Presentation title: “Conflict and Dialogical Systems: A Distributed and Ecological View on the Dynamics of Human Interaction.”

Abstract: This presentation takes a starting point in a distributed and ecological approach to human interaction. A distributed/ecological approach aspires to understand language and interaction “as fully integrated with human existence” (Cowley, 2011). To pursue this agenda, the distributed/ecological approach sees interaction as (a) radically heterogeneous and multiscalar (Steffensen and Pedersen, forth.); (b) intertwined with ecologically embedded cognitive activities (Steffensen, 2013); (c) symbiotically constituted by both interbodily dynamics and symbolic constraints (cf. Rączaszek-Leonardi, 2009); and (d) profoundly dialogical and other-oriented ed (Linell, 2009), i.e. uniting situated activity with situation-transcending meaning-potentials that shape action, as people do things together.

Following Rączaszek-Leonardi, it is argued that interaction – given its dynamic and symbiotic nature – is not an exchange process between two separate persons; rather, it unfolds in “a temporarily coordinated functional whole, consisting of two sub-systems” (Rączaszek-Leonardi et al., 2012). This functional whole is a self-organised, complex dialogical system (Steffensen, 2012), and my presentation pivots on the dynamics of such dialogical systems. In the context of the Interacting Complexity conference, I take the distributed/ecological approach to dialogical systems as a starting point for rethinking some of the dynamics of conflict in human interaction. More specifically, I address three dimensions of dialogical systems, and accordingly three questions on conflicts:

• First, assuming that dialogical systems are self-organised, dynamical systems, the activities of such systems are frustrated (Hodges and Geyer, 2006): the dialogical system can never satisfy all its defining parameters. Thus, there are no law-governed “comfort zones” of interaction; it is performed “all and always on the boundary,” as Bakhtin said. This edginess and frustration raise the questions: how do dialogical systems maintain a balance that over time allows them to avoid conflicts by satisfying its defining parameters; and why do dialogical systems at times implode into conflicts?

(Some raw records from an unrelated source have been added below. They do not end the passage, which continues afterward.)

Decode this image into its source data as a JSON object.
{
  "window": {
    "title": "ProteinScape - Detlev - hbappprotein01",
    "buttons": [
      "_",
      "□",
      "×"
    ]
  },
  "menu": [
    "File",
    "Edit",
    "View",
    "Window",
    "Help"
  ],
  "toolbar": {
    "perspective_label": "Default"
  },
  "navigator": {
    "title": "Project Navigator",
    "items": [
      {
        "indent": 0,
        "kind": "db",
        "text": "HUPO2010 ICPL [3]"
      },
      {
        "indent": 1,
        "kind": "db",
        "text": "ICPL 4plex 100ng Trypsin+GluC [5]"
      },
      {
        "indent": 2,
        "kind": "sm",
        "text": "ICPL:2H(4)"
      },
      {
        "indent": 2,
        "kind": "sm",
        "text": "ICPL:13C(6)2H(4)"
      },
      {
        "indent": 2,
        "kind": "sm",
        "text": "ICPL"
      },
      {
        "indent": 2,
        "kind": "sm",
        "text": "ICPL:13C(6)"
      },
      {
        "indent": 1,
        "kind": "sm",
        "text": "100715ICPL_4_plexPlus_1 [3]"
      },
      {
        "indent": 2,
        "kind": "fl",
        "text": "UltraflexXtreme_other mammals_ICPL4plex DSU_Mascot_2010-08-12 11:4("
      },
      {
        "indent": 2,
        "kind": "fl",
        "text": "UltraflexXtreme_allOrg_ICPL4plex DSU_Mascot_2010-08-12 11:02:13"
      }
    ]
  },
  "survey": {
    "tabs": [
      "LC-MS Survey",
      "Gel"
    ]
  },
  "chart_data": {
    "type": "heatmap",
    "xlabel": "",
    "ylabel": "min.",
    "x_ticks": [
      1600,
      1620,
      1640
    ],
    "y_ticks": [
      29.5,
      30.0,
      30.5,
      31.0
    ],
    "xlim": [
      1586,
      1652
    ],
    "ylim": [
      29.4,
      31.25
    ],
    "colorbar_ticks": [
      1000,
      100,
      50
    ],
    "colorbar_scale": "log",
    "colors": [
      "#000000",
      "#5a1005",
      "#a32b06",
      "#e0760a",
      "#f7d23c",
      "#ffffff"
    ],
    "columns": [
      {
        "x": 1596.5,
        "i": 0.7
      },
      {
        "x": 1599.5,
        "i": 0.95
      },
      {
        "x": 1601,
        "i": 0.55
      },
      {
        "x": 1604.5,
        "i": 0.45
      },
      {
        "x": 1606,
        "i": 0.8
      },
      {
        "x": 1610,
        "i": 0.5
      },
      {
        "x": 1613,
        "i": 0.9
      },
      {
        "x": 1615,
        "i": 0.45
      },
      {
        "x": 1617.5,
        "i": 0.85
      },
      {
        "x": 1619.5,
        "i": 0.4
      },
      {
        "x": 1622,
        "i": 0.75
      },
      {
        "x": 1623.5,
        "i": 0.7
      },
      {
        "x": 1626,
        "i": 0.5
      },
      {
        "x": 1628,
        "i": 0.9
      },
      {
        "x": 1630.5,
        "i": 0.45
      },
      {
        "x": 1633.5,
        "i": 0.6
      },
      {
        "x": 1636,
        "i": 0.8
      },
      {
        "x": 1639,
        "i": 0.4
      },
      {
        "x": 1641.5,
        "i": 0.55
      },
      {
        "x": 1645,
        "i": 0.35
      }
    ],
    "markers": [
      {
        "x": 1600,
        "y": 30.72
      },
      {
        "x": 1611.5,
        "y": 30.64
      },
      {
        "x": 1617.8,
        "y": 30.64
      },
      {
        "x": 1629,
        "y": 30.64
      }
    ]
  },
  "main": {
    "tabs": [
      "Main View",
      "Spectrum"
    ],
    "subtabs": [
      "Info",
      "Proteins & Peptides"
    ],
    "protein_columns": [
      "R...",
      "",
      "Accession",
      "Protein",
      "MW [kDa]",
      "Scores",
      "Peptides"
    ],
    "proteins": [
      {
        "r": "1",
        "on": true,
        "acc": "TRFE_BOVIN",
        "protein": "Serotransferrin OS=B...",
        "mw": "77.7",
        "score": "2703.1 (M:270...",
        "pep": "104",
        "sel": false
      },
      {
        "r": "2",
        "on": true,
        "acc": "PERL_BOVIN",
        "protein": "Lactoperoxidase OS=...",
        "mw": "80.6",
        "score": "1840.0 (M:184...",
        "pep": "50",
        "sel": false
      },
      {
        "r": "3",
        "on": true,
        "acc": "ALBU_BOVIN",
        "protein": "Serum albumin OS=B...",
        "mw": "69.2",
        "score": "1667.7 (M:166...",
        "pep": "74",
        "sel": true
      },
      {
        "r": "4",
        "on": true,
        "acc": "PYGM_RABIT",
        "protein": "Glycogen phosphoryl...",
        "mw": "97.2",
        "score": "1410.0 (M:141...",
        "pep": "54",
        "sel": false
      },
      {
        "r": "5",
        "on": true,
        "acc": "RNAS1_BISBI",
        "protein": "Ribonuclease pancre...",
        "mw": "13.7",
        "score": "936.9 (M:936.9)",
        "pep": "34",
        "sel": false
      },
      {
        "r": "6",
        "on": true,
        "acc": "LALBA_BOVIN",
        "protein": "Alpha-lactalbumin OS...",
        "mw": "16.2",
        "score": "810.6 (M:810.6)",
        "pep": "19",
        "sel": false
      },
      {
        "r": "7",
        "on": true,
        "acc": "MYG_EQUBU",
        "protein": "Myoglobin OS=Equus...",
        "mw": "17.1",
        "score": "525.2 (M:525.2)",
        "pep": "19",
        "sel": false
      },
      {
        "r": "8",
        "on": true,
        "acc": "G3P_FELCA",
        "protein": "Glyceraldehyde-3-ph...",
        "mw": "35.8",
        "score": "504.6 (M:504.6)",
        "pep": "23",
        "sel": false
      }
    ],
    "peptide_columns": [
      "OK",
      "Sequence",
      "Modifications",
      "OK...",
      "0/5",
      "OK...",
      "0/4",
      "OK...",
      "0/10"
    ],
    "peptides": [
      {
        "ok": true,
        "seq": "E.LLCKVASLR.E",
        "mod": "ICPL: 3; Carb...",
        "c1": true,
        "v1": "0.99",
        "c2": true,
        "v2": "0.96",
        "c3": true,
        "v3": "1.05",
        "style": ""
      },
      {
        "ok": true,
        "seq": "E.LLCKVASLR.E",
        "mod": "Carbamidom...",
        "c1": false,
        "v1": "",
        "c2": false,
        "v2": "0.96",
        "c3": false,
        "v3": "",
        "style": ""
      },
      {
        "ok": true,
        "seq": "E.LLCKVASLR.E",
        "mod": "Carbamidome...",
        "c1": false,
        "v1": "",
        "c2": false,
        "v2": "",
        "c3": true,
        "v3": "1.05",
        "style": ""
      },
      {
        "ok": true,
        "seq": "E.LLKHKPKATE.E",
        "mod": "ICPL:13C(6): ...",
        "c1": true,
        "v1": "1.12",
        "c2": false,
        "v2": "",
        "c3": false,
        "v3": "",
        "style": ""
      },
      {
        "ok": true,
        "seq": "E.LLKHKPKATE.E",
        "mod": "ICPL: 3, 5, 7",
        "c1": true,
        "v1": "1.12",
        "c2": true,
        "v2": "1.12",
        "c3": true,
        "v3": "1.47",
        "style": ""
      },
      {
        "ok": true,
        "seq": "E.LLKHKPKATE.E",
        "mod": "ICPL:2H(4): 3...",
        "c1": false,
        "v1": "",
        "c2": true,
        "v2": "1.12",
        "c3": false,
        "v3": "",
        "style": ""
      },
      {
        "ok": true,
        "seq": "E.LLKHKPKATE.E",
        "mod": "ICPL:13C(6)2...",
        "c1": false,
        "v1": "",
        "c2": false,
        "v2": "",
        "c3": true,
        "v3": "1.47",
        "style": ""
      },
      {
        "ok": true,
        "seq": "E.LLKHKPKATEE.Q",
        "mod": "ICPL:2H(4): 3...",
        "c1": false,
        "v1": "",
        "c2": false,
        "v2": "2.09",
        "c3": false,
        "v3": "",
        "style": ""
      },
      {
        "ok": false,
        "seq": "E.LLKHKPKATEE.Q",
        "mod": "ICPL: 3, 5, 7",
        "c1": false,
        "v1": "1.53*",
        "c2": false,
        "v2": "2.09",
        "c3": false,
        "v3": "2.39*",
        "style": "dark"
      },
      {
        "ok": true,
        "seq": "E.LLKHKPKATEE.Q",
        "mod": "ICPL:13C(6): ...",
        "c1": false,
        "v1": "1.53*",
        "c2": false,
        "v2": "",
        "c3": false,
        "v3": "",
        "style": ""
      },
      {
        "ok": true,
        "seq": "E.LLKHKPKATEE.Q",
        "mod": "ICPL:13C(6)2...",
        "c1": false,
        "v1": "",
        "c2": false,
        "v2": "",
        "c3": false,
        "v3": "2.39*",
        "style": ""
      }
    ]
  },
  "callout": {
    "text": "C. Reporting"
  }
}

• Second, like other dynamical systems, dialogical systems are multiscalar: multiple timescales “all mesh in the current moment” (MacWhinney, 2005:191) of human interaction. Hence, to appreciate the dynamics of dialogical systems, it requires the consideration of both local and situated interbodily dynamics, and of non-local, transsituational sociocultural framing. Multiscalarity makes it important to ask the questions: when do dialogical systems conflict with the dynamics of social systems, and how do participants in dialogical systems handle such conflicts?

• Third, the ecological embeddedness of dialogical systems implies that they play a functional, cognitive role in real-life activities and tasks: the dialogical system has the potential of functioning as a Distributed Cognitive System (Hollan et al., 2000). This property gives rise to a specific type of interactional conflict, viz. the conflict that emerge when the cognitive system faces tasks and activities that places demands on the system that exceed its capacities. How do participants avoid system disintegration when facing such tasks?

The dynamics of conflicts and conflict avoidance in dialogical systems will be exemplified through examples of real-life interactions on various organizational contexts, including the health sector, private corporations and universities.

Professor Steffensen can be reached at the following email address: